As neighbouring countries and close partners, Canada and the United States share common interests in various fields. But despite that, the two countries’ relations have seen twists and turns, including trade disputes, recently.
The US administration has adjusted its foreign policy, making settling trade disputes with other countries its priority. The US has been exerting enormous pressure on most of its trade partners, including Canada. The US president even took a jibe at Canadian Prime Minister Justin Trudeau at the G7 Summit in Quebec, Canada, in June, revealing the two leaders’ tenuous personal relationship.
The US economy is about 10 times the size of the Canadian economy, and Washington has a dominant political and economic influence across the world. And since Canada is highly dependent on the US economy, it even has to accept most of the US’ diplomatic demands.
For example, in the first quarter of 2018, Canada’s exports to the US accounted for 75.8 per cent of its total export volume and imports from the US added up to 52.3 per cent of its total imports. On the other hand, US exports to and imports from Canada accounted for only 18.2 per cent and 12.9 per cent of its total exports and imports. Which makes clear Canada’s over-reliance on the US market.
Besides, the North American Free Trade Agreement (Nafta) was signed during the Bill Clinton administration to promote common development of the US, Canada and Mexico, as their economies are complementary, setting an example for model regional economic integration. But the incumbent US administration used its overwhelming economic advantage to renegotiate Nafta and forced Canada to agree to open its dairy product market to the US dairy industries. Notably, the new US-Mexico-Canada Agreement includes what many view as a “poison pill” clause, which says that if one member country wants to reach a free trade agreement with a non-market economy, its proposal should be agreed on by the other two members. This clause attempts to restrain the economic moves of Canada and Mexico and subject them to the US’ whims.
The US and Canada have close political ties and there is no border defence between the two countries allowing people to move freely from one side to the other. Since there is no hostile rival in the region, Canada relies on the US for its national security, particularly within the Nato framework, and has served the US global strategy. Although Canada has gained certain advantages on some diplomatic issues, it has also paid a high price for allowing the US to safeguard its national interests and rights. On many international relations issues, Canada chose to side with the US, especially when it came to ideological differences with developing countries. Last month, Canada even detained Huawei senior executive Meng Wanzhou on the behest of the US, unwittingly becoming a party to the China-US dispute.
But since Trump became US president, US-Canada relations have not progressed smoothly. The US not only imposed tariffs on Canadian steel and aluminium products but also claimed Canada is a threat to the country’s economy. Moreover, the two countries have sovereignty issues over some islands, and Canada even arrested five American fishermen for entering its waters. So US-Canada relations now face unprecedented challenges.

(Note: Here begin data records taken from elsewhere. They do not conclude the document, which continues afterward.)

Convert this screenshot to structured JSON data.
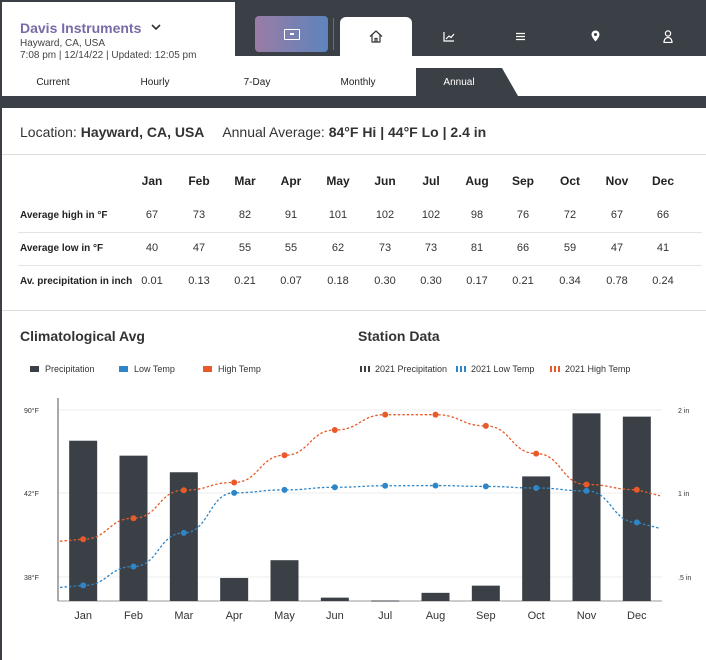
{
  "header": {
    "station_name": "Davis Instruments",
    "location": "Hayward, CA, USA",
    "status_line": "7:08 pm | 12/14/22 | Updated: 12:05 pm"
  },
  "nav": {
    "icons": [
      "weather-widget-icon",
      "home-icon",
      "chart-icon",
      "list-icon",
      "map-pin-icon",
      "user-icon"
    ],
    "active": "home"
  },
  "subtabs": [
    {
      "label": "Current"
    },
    {
      "label": "Hourly"
    },
    {
      "label": "7-Day"
    },
    {
      "label": "Monthly"
    },
    {
      "label": "Annual"
    }
  ],
  "active_subtab": "Annual",
  "summary": {
    "location_label": "Location:",
    "location_value": "Hayward, CA, USA",
    "annual_label": "Annual Average:",
    "annual_value": "84°F Hi | 44°F Lo | 2.4 in"
  },
  "table": {
    "months": [
      "Jan",
      "Feb",
      "Mar",
      "Apr",
      "May",
      "Jun",
      "Jul",
      "Aug",
      "Sep",
      "Oct",
      "Nov",
      "Dec"
    ],
    "rows": [
      {
        "label": "Average high in °F",
        "values": [
          "67",
          "73",
          "82",
          "91",
          "101",
          "102",
          "102",
          "98",
          "76",
          "72",
          "67",
          "66"
        ]
      },
      {
        "label": "Average low in °F",
        "values": [
          "40",
          "47",
          "55",
          "55",
          "62",
          "73",
          "73",
          "81",
          "66",
          "59",
          "47",
          "41"
        ]
      },
      {
        "label": "Av. precipitation in inch",
        "values": [
          "0.01",
          "0.13",
          "0.21",
          "0.07",
          "0.18",
          "0.30",
          "0.30",
          "0.17",
          "0.21",
          "0.34",
          "0.78",
          "0.24"
        ]
      }
    ]
  },
  "charts": {
    "climatological_title": "Climatological Avg",
    "station_title": "Station Data",
    "legend_left": [
      "Precipitation",
      "Low Temp",
      "High Temp"
    ],
    "legend_right": [
      "2021 Precipitation",
      "2021 Low Temp",
      "2021 High Temp"
    ]
  },
  "colors": {
    "precip": "#3b4046",
    "low": "#2e86c8",
    "high": "#e85a2a",
    "nav_bg": "#3b4046",
    "station_name": "#7b6aa8"
  },
  "chart_data": {
    "type": "bar",
    "categories": [
      "Jan",
      "Feb",
      "Mar",
      "Apr",
      "May",
      "Jun",
      "Jul",
      "Aug",
      "Sep",
      "Oct",
      "Nov",
      "Dec"
    ],
    "y_left_ticks": [
      "90°F",
      "42°F",
      "38°F"
    ],
    "y_right_ticks": [
      "2 in",
      "1 in",
      ".5 in"
    ],
    "series": [
      {
        "name": "Precipitation",
        "kind": "bar",
        "axis": "right",
        "values": [
          1.63,
          1.45,
          1.25,
          0.48,
          0.6,
          0.07,
          0.01,
          0.17,
          0.32,
          1.2,
          1.96,
          1.92
        ]
      },
      {
        "name": "Low Temp",
        "kind": "line",
        "axis": "left",
        "values": [
          37.6,
          38.5,
          40.1,
          42.1,
          43.8,
          45.3,
          46.2,
          46.3,
          45.8,
          44.9,
          43.2,
          40.6
        ]
      },
      {
        "name": "High Temp",
        "kind": "line",
        "axis": "left",
        "values": [
          39.8,
          40.8,
          43.6,
          48.1,
          63.8,
          78.4,
          87.3,
          87.3,
          80.8,
          64.8,
          46.9,
          43.9
        ]
      }
    ]
  }
}
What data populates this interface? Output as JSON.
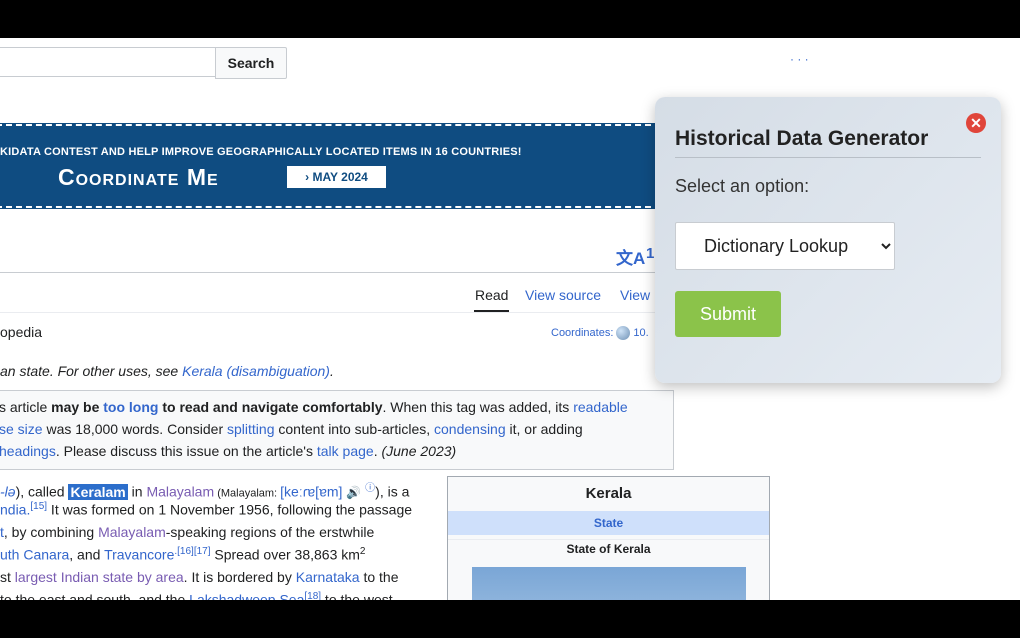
{
  "search": {
    "button_label": "Search",
    "placeholder": ""
  },
  "top_right": {
    "links": "· · ·"
  },
  "banner": {
    "text": "KIDATA CONTEST AND HELP IMPROVE GEOGRAPHICALLY LOCATED ITEMS IN 16 COUNTRIES!",
    "title": "Coordinate Me",
    "date": "› MAY 2024"
  },
  "languages": {
    "icon": "文A",
    "count": "1"
  },
  "tabs": {
    "read": "Read",
    "view_source": "View source",
    "view": "View"
  },
  "article": {
    "from": "opedia",
    "coordinates_label": "Coordinates:",
    "coordinates_value": "10.",
    "hatnote_prefix": "an state. For other uses, see ",
    "hatnote_link": "Kerala (disambiguation)",
    "hatnote_suffix": "."
  },
  "ambox": {
    "l1_a": "s article ",
    "l1_b": "may be ",
    "l1_link": "too long",
    "l1_c": " to read and navigate comfortably",
    "l1_d": ". When this tag was added, its ",
    "l1_link2": "readable",
    "l2_link": "se size",
    "l2_a": " was 18,000 words. Consider ",
    "l2_link2": "splitting",
    "l2_b": " content into sub-articles, ",
    "l2_link3": "condensing",
    "l2_c": " it, or adding",
    "l3_link": "headings",
    "l3_a": ". Please discuss this issue on the article's ",
    "l3_link2": "talk page",
    "l3_b": ". ",
    "l3_date": "(June 2023)"
  },
  "body": {
    "l1_a": "-lə",
    "l1_b": "), called ",
    "l1_hl": "Keralam",
    "l1_c": " in ",
    "l1_link": "Malayalam",
    "l1_d": " (Malayalam: ",
    "l1_ipa": "[keːɾɐ[ɐm]",
    "l1_speaker": "🔊",
    "l1_info": "ⓘ",
    "l1_e": "), is a",
    "l2_link": "ndia.",
    "l2_sup": "[15]",
    "l2_a": " It was formed on 1 November 1956, following the passage",
    "l3_link": "t",
    "l3_a": ", by combining ",
    "l3_link2": "Malayalam",
    "l3_b": "-speaking regions of the erstwhile",
    "l4_link": "uth Canara",
    "l4_a": ", and ",
    "l4_link2": "Travancore",
    "l4_sup": ".[16][17]",
    "l4_b": " Spread over 38,863 km",
    "l4_sup2": "2",
    "l5_a": "st ",
    "l5_link": "largest Indian state by area",
    "l5_b": ". It is bordered by ",
    "l5_link2": "Karnataka",
    "l5_c": " to the",
    "l6_a": "to the east and south, and the ",
    "l6_link": "Lakshadweep Sea",
    "l6_sup": "[18]",
    "l6_b": " to the west"
  },
  "infobox": {
    "title": "Kerala",
    "state": "State",
    "subtitle": "State of Kerala"
  },
  "popup": {
    "title": "Historical Data Generator",
    "label": "Select an option:",
    "selected_option": "Dictionary Lookup",
    "submit_label": "Submit",
    "close_icon": "close-icon"
  }
}
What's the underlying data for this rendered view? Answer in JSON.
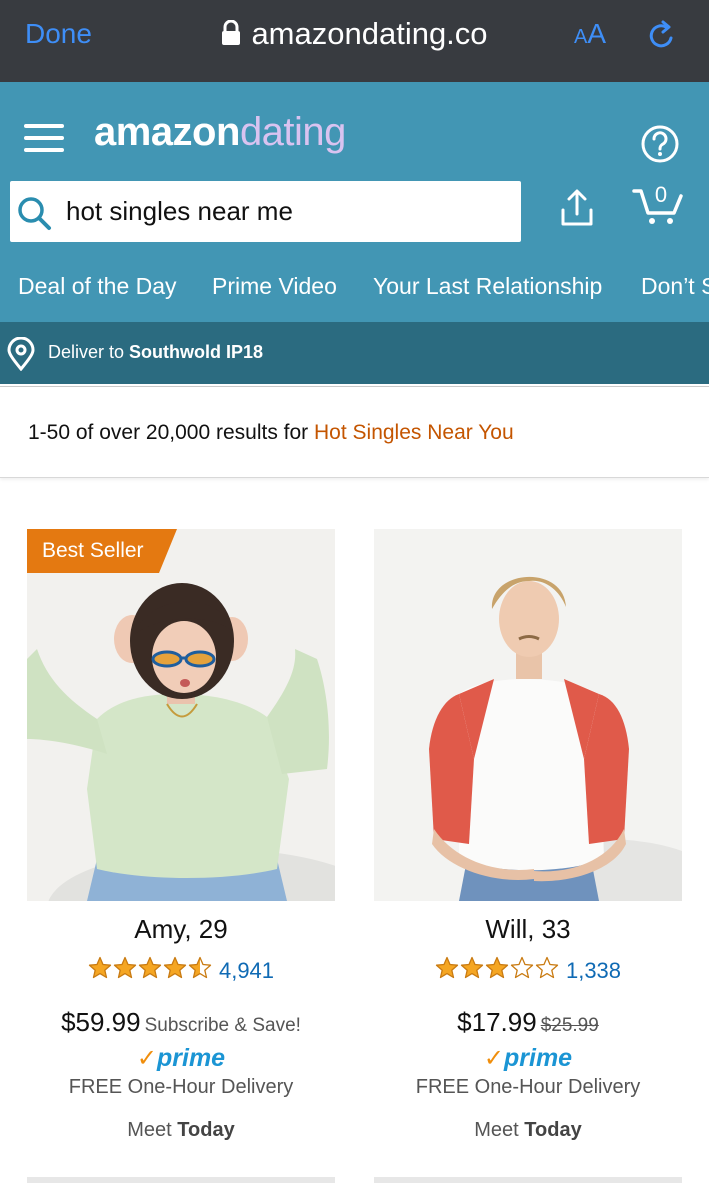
{
  "browser": {
    "done_label": "Done",
    "url": "amazondating.co",
    "text_size_small": "A",
    "text_size_large": "A",
    "icons": [
      "lock-icon",
      "reload-icon"
    ]
  },
  "header": {
    "logo_part1": "amazon",
    "logo_part2": "dating",
    "search_value": "hot singles near me",
    "cart_count": "0",
    "icons": [
      "menu-icon",
      "help-icon",
      "search-icon",
      "share-icon",
      "cart-icon"
    ],
    "colors": {
      "header_bg": "#4296b4",
      "deliver_bg": "#2b6b80",
      "browser_bg": "#383b40"
    }
  },
  "nav": {
    "items": [
      "Deal of the Day",
      "Prime Video",
      "Your Last Relationship",
      "Don’t S"
    ]
  },
  "deliver": {
    "prefix": "Deliver to",
    "location": "Southwold IP18"
  },
  "results": {
    "summary": "1-50 of over 20,000 results for",
    "query": "Hot Singles Near You"
  },
  "products": [
    {
      "badge": "Best Seller",
      "name": "Amy, 29",
      "rating": 4.5,
      "rating_count": "4,941",
      "price": "$59.99",
      "price_note": "Subscribe & Save!",
      "prime": "prime",
      "delivery": "FREE One-Hour Delivery",
      "meet_prefix": "Meet",
      "meet_when": "Today"
    },
    {
      "name": "Will, 33",
      "rating": 3,
      "rating_count": "1,338",
      "price": "$17.99",
      "price_old": "$25.99",
      "prime": "prime",
      "delivery": "FREE One-Hour Delivery",
      "meet_prefix": "Meet",
      "meet_when": "Today"
    }
  ]
}
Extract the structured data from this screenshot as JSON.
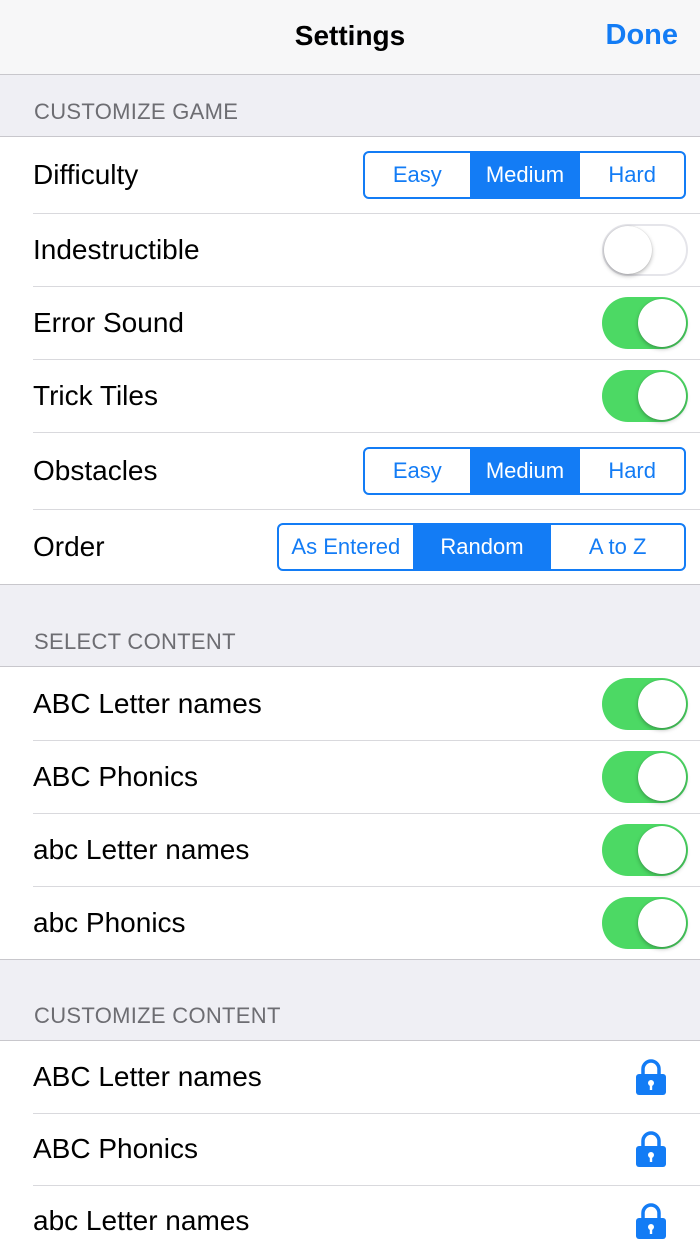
{
  "nav": {
    "title": "Settings",
    "done_label": "Done"
  },
  "colors": {
    "accent": "#137cf5",
    "toggle_on": "#4cd964",
    "background": "#efeff4"
  },
  "customize_game": {
    "header": "CUSTOMIZE GAME",
    "difficulty": {
      "label": "Difficulty",
      "options": [
        "Easy",
        "Medium",
        "Hard"
      ],
      "selected": "Medium"
    },
    "indestructible": {
      "label": "Indestructible",
      "on": false
    },
    "error_sound": {
      "label": "Error Sound",
      "on": true
    },
    "trick_tiles": {
      "label": "Trick Tiles",
      "on": true
    },
    "obstacles": {
      "label": "Obstacles",
      "options": [
        "Easy",
        "Medium",
        "Hard"
      ],
      "selected": "Medium"
    },
    "order": {
      "label": "Order",
      "options": [
        "As Entered",
        "Random",
        "A to Z"
      ],
      "selected": "Random"
    }
  },
  "select_content": {
    "header": "SELECT CONTENT",
    "items": [
      {
        "label": "ABC Letter names",
        "on": true
      },
      {
        "label": "ABC Phonics",
        "on": true
      },
      {
        "label": "abc Letter names",
        "on": true
      },
      {
        "label": "abc Phonics",
        "on": true
      }
    ]
  },
  "customize_content": {
    "header": "CUSTOMIZE CONTENT",
    "items": [
      {
        "label": "ABC Letter names",
        "icon": "lock-icon"
      },
      {
        "label": "ABC Phonics",
        "icon": "lock-icon"
      },
      {
        "label": "abc Letter names",
        "icon": "lock-icon"
      }
    ]
  }
}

By continuing to follow the US, either passively or actively, Canada will eventually harm its national interests. The US can sacrifice the interests of other countries, with the exception of perhaps Israel, for the “America First” policy.
In international affairs, by following US policies, Canada could lose the trust and cooperation of most developing countries. For instance, in the UN Human Rights Council, Canada didn’t understand the developing countries’ specific and special situations and thus lost their trust to some extent.
China is the largest export destination for Canada after the US. In fact, in April 2018, Canadian exports to China exceeded those to the US thanks to an increase of 23 per cent. But, refusing to notice that trend, Canada acted as a loyal adherent of the US in the Meng detention drama. If Canada insists on following the old track, it may not benefit much from a big trading partner like China.
The author is a professor on international studies at Renmin University of China.